## EXERCISE
Where the word "JSON" shows up in a line below, that line is counted. State how many lines are counted, without any other words.

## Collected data
*****

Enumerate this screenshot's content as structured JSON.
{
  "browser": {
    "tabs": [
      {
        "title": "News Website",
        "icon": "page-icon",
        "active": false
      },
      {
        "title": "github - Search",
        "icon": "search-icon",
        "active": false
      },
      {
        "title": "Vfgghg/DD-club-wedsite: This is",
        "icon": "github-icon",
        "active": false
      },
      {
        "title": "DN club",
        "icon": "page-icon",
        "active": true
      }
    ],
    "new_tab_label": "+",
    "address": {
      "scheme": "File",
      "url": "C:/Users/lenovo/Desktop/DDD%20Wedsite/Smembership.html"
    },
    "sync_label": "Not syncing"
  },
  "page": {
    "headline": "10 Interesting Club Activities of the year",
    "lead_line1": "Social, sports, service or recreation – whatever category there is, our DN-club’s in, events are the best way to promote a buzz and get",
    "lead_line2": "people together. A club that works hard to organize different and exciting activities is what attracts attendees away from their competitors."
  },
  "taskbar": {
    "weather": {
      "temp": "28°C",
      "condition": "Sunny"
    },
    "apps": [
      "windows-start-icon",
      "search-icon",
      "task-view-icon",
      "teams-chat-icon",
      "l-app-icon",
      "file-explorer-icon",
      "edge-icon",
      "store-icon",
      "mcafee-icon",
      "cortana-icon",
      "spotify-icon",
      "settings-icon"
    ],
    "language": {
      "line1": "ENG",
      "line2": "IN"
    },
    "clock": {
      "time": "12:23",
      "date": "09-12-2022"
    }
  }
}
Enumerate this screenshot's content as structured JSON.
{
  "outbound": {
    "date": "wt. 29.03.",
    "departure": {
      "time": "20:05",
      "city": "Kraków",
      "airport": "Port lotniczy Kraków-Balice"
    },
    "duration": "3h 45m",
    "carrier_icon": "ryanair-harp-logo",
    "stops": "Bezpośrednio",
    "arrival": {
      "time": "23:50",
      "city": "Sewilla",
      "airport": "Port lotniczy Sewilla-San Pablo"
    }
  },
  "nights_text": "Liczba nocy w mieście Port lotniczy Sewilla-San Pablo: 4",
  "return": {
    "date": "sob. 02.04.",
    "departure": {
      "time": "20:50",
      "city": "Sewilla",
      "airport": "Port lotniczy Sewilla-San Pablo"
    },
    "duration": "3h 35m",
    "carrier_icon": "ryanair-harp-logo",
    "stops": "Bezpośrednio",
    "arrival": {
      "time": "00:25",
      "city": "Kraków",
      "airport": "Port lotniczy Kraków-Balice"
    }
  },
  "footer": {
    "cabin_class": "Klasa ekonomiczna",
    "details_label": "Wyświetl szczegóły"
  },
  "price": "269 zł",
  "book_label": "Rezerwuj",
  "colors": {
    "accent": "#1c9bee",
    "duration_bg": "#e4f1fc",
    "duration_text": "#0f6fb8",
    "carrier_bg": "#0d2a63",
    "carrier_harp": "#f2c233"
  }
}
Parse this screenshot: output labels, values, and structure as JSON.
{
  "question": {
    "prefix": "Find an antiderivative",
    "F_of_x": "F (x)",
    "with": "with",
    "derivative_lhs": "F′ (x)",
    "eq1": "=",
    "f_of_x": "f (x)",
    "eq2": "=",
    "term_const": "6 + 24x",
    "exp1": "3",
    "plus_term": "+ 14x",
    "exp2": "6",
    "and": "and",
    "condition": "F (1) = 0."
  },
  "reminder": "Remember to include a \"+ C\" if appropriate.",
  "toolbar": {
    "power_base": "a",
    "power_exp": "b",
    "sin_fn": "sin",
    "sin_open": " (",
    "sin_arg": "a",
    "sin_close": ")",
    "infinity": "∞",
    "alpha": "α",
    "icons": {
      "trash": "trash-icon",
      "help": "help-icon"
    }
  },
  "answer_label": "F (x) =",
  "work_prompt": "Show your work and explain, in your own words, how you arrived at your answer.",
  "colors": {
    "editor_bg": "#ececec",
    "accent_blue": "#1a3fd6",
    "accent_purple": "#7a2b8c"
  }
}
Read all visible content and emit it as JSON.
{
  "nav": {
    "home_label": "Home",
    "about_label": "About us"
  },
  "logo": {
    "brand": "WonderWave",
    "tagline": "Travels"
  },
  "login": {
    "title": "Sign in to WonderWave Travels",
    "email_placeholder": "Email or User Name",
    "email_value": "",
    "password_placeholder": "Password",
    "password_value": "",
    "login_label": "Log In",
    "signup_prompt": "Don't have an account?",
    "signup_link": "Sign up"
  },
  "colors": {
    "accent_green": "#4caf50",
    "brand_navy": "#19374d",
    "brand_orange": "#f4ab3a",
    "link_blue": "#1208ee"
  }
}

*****

## EXERCISE RESULT
4